In the north of the island, on the coast of the municipality of Vallehermoso, there is a cliff where music resounds. Los Órganos is a curious natural monument formed by volcanic rocks with a silhouette in the form of organ pipes that fall into the sea. This is a point of great geological interest and great scenic beauty, which can only be appreciated on a boat trip along the coast.
San Sebastián de La Gomera
The capital of La Gomera, this small town’s colorful town centre is full of low houses in a markedly Canarian style. Quiet and welcoming, San Sebastian de La Gomera also has interesting monuments such as the Torre del Conde or the church of La Asuncion, as well as two peaceful urban beaches: La Cueva and San Sebastian.

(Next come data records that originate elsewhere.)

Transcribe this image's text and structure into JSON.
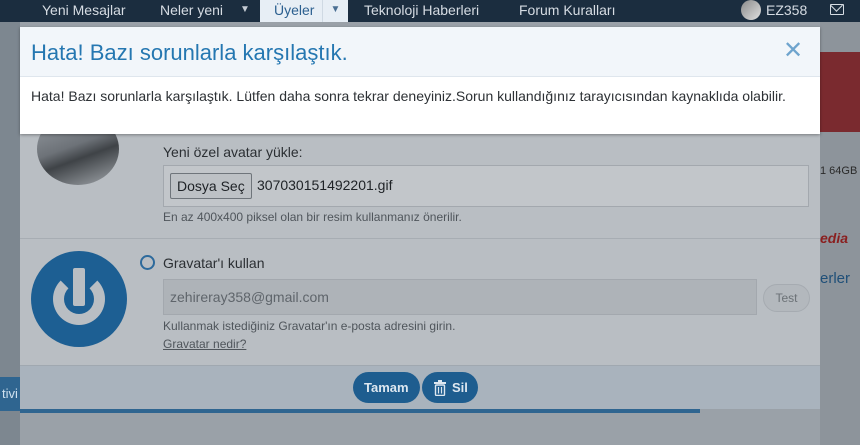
{
  "nav": {
    "items": [
      {
        "label": "Yeni Mesajlar"
      },
      {
        "label": "Neler yeni"
      },
      {
        "label": "Üyeler"
      },
      {
        "label": "Teknoloji Haberleri"
      },
      {
        "label": "Forum Kuralları"
      }
    ],
    "caret": "▼",
    "username": "EZ358"
  },
  "background": {
    "left_tab_text": "tivi",
    "right_text_1": "1 64GB",
    "right_text_2": "edia",
    "right_text_3": "erler"
  },
  "editor": {
    "upload_label": "Yeni özel avatar yükle:",
    "file_button": "Dosya Seç",
    "file_name": "307030151492201.gif",
    "upload_hint": "En az 400x400 piksel olan bir resim kullanmanız önerilir.",
    "gravatar_label": "Gravatar'ı kullan",
    "email_value": "zehireray358@gmail.com",
    "test_button": "Test",
    "gravatar_hint": "Kullanmak istediğiniz Gravatar'ın e-posta adresini girin.",
    "gravatar_link": "Gravatar nedir?",
    "done_button": "Tamam",
    "delete_button": "Sil"
  },
  "dialog": {
    "title": "Hata! Bazı sorunlarla karşılaştık.",
    "close": "✕",
    "message": "Hata! Bazı sorunlarla karşılaştık. Lütfen daha sonra tekrar deneyiniz.Sorun kullandığınız tarayıcısından kaynaklıda olabilir."
  },
  "colors": {
    "nav_bg": "#1b2d3f",
    "accent": "#2577b1",
    "button_bg": "#1e5d8f"
  }
}
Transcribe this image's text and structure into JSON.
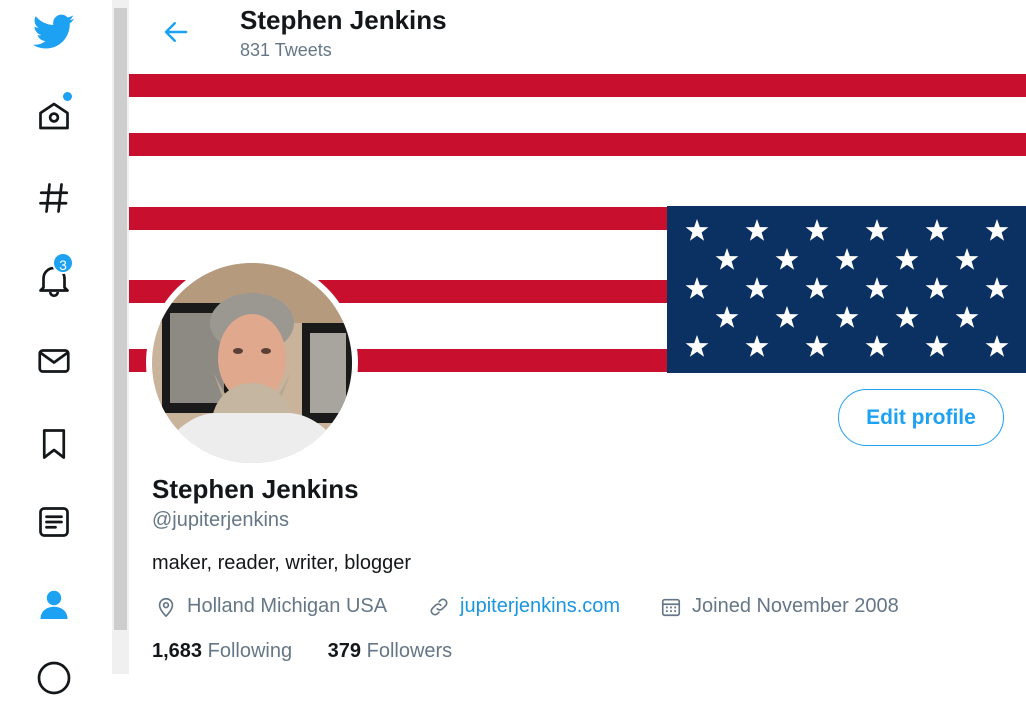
{
  "nav": {
    "items": [
      "twitter-logo",
      "home-icon",
      "explore-icon",
      "notifications-icon",
      "messages-icon",
      "bookmarks-icon",
      "lists-icon",
      "profile-icon",
      "more-icon"
    ],
    "notifications_count": "3"
  },
  "header": {
    "title": "Stephen Jenkins",
    "tweet_count": "831 Tweets"
  },
  "profile": {
    "name": "Stephen Jenkins",
    "handle": "@jupiterjenkins",
    "bio": "maker, reader, writer, blogger",
    "location": "Holland Michigan USA",
    "website": "jupiterjenkins.com",
    "joined": "Joined November 2008",
    "following_count": "1,683",
    "following_label": "Following",
    "followers_count": "379",
    "followers_label": "Followers",
    "edit_label": "Edit profile"
  },
  "colors": {
    "accent": "#1da1f2",
    "flag_red": "#c8102e",
    "flag_blue": "#0a3161"
  }
}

A little over half an hour’s drive from the capital you will find this small town which, because of its charm and beauty, has been christened “the bonbon of La Gomera”. Its historic quarter, one of the best preserved on the island, is raised on a natural platform that makes it a viewpoint with beautiful views of the ocean and Teide, on the neighboring island of Tenerife.
Sighting of cetaceans
The maritime area that separates Tenerife and La Gomera is an ideal place to observe several species of cetaceans in the wild at any time of the year in a sustainable and respectful manner. The most common are the bottlenose dolphin and the pilot whale, but in this area of the ocean you will be able to see almost a third of all the species that exist in the world due to its transparent waters, the ideal temperature and the abundance of food.
La Gomera is a renowned destination at the European level in health and well-being tourism. If you need to disconnect and renew your strength, you will discover several specialized centers with yoga, meditation and personal growth retreats on the island, as well as activities in contact with nature and ecology.
Learn about the Silbo Gomero
Silbo is a form of communication that dates back to the time before the conquest of the island, so it was already practiced by the aboriginal population. Declared an Intangible Cultural Heritage of Humanity by UNESCO, this whistled language still survives in La Gomera and its inhabitants are making efforts to preserve it, to the point that it is included in the educational plans of all schools on the island.